Iranian authorities have announced a public trial of 1,000 people in the capital Tehran over the protests that have engulfed the country.
- Tehran officials have repeated unsubstantiated allegations that Iran’s foreign enemies fueled unrest
- At least 270 dead, 14,000 arrested, activists say
- Iranian officials say prosecutors are trying to distinguish between angry Iranians and those who want to overthrow the theocracy
The class action lawsuit marks the government’s first major legal action aimed at quelling the protests since the unrest broke out more than six weeks ago.
Iran’s state news agency IRNA said the 1,000 people who played a central role in the protests over their “vandalism”, which included attacks on security forces, arson on public property and other suspected arson. It quoted a judicial official saying he would be tried alone in Tehran. crime.
The semi-official Tasnim news agency, citing Tehran’s chief judge, said the trial would take place in the Revolutionary Court.
A trial is scheduled for this week and will take place in public.
Nationwide protests first erupted after the death of 22-year-old Mahsa Amini in custody of the country’s morality police on September 16.
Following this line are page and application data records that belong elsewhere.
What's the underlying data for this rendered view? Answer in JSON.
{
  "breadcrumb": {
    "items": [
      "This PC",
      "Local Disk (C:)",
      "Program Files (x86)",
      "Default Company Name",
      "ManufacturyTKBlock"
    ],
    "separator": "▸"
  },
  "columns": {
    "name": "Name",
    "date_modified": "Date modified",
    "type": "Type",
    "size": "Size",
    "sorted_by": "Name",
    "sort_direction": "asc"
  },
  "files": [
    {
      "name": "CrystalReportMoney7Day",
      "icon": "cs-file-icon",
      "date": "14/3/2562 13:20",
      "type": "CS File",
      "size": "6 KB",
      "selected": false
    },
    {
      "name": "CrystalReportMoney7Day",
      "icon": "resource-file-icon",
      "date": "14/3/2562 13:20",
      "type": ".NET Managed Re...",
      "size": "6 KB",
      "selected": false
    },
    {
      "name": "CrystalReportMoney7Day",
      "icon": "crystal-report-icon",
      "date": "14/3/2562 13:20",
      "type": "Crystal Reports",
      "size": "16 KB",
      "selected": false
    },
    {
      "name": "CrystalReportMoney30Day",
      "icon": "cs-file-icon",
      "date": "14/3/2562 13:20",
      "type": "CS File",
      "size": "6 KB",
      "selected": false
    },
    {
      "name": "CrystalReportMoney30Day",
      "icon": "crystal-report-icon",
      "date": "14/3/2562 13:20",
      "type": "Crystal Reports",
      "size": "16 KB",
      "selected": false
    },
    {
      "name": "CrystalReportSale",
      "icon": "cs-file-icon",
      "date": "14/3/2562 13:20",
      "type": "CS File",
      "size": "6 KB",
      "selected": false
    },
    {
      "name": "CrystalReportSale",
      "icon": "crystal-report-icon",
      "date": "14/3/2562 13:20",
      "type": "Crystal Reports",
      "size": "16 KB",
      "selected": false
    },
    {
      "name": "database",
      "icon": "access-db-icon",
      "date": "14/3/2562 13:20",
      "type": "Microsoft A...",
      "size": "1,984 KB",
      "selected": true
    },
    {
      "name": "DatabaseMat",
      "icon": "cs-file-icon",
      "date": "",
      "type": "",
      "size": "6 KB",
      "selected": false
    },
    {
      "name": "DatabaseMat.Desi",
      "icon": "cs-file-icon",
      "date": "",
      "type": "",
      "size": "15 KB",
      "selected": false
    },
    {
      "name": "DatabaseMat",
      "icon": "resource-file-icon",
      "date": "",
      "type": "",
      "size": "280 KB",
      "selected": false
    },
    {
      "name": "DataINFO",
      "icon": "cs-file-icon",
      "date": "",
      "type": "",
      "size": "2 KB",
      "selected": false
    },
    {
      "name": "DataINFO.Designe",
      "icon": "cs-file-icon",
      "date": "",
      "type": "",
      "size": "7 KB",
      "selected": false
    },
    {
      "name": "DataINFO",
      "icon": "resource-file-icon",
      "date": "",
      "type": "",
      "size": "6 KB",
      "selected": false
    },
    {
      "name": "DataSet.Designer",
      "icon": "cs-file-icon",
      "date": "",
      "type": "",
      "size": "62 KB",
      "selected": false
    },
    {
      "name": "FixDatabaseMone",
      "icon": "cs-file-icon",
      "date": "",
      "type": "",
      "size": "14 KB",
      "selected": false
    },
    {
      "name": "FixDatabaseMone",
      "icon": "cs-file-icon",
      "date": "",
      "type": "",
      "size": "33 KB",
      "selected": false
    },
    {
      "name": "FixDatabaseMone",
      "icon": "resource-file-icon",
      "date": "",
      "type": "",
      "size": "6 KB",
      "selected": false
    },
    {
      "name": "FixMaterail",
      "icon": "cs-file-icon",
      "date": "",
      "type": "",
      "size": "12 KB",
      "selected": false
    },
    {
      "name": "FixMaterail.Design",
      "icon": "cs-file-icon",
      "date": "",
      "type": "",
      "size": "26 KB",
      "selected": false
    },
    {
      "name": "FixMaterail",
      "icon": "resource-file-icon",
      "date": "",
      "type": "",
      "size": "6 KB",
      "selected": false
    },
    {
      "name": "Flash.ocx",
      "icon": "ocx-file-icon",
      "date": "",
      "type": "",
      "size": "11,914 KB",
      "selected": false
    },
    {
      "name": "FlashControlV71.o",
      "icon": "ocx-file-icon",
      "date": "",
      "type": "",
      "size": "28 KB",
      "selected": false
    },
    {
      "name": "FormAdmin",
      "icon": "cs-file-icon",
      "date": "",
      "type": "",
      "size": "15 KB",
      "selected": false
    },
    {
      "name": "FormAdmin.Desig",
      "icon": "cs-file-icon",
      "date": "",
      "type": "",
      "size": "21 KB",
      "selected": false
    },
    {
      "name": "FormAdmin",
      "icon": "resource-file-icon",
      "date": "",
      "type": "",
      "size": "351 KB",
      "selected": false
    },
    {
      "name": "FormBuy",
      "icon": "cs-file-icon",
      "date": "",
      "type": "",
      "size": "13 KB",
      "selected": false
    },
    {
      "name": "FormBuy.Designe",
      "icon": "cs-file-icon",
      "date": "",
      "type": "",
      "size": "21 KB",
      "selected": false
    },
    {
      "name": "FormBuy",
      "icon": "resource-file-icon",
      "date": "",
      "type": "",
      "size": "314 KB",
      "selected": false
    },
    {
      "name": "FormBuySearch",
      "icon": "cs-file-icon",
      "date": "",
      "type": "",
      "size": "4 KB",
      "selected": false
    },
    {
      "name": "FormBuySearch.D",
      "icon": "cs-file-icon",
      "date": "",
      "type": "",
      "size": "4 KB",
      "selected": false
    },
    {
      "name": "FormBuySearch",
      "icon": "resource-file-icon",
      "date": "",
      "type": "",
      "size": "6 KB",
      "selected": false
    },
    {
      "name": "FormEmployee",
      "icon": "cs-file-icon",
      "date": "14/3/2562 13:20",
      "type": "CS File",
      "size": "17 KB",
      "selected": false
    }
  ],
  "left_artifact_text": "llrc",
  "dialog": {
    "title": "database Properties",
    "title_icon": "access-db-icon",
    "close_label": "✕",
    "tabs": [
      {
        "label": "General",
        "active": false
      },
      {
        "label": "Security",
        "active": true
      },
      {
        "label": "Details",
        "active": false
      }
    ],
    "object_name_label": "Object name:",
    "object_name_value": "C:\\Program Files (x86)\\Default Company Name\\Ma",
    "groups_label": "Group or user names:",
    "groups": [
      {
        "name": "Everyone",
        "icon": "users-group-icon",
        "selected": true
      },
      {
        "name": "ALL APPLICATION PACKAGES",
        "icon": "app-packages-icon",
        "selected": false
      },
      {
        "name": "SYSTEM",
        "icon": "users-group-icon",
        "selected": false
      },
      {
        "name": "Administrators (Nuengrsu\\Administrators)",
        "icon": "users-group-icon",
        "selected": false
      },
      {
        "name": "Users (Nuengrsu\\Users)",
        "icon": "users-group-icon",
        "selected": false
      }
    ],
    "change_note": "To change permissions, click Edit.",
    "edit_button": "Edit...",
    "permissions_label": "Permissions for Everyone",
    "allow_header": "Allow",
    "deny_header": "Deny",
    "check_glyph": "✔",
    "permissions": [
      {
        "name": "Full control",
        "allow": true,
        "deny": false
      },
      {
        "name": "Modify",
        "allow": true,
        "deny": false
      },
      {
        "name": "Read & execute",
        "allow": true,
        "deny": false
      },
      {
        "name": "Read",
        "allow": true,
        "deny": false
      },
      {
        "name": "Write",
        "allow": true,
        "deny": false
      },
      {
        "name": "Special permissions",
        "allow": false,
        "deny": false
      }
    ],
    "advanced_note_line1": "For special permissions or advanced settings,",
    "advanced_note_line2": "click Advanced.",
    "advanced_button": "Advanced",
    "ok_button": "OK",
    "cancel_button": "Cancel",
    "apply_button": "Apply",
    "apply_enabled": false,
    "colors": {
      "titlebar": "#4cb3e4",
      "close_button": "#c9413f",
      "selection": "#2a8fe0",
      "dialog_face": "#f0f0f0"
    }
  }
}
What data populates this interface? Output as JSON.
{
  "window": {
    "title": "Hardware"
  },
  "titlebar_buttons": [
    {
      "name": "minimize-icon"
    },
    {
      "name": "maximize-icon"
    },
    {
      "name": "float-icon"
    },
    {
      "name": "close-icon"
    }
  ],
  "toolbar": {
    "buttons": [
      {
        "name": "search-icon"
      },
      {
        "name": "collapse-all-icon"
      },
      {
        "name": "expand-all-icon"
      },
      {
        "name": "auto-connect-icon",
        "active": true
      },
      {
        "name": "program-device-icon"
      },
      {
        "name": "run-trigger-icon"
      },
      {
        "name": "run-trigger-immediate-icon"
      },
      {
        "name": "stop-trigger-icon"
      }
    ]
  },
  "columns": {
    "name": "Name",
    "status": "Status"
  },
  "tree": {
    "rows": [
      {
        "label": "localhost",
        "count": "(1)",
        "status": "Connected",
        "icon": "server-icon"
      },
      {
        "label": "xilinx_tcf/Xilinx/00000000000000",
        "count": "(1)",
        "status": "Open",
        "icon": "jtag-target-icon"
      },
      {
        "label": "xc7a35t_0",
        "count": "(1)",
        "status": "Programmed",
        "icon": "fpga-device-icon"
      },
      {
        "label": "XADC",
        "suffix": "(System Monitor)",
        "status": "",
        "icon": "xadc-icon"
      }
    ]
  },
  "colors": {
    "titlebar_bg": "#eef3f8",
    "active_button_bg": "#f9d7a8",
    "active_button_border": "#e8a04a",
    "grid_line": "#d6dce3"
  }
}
She was detained on suspicion of violating Iran’s strict dress code for women.
The protests initially focused on Iran’s obligatory headscarf, or hijab, but then turned to one of the biggest challenges to the ruling clergy since the chaotic years after the 1979 Islamic Revolution. changed to one.
“Anyone who tries to stand up to and overthrow the regime is dependent on foreigners and will be punished according to legal standards,” said Iranian Attorney General Golam Hossein Mohseni Ejay, while some protesters He suggested that he would be prosecuted for collaborating with a foreign government.
Tehran officials have repeated unsubstantiated allegations that Iran’s foreign enemies fueled the unrest.
“Without a doubt, our judges handle recent riot cases accurately and expeditiously,” he said.
Security forces used live ammunition and tear gas to disperse the rally as weeks of protests continued.
At least 270 people were killed and 14,000 arrested, according to a group of human rights activists in Iran.
Demonstrations continue despite the feared Revolutionary Guards warning young Iranians to stop.
Ejei said prosecutors were trying to distinguish between angry Iranians who simply wanted to vent their grievances in the streets and those who wanted to overthrow the theocracy.
“Even among the agitators, there needs to be clarity on who cared about confronting the system and overthrowing it,” he said.
The judiciary said it had indicted hundreds of people in other Iranian provinces.
Some are accused of “corruption on earth” or “war against God” and carry the death penalty.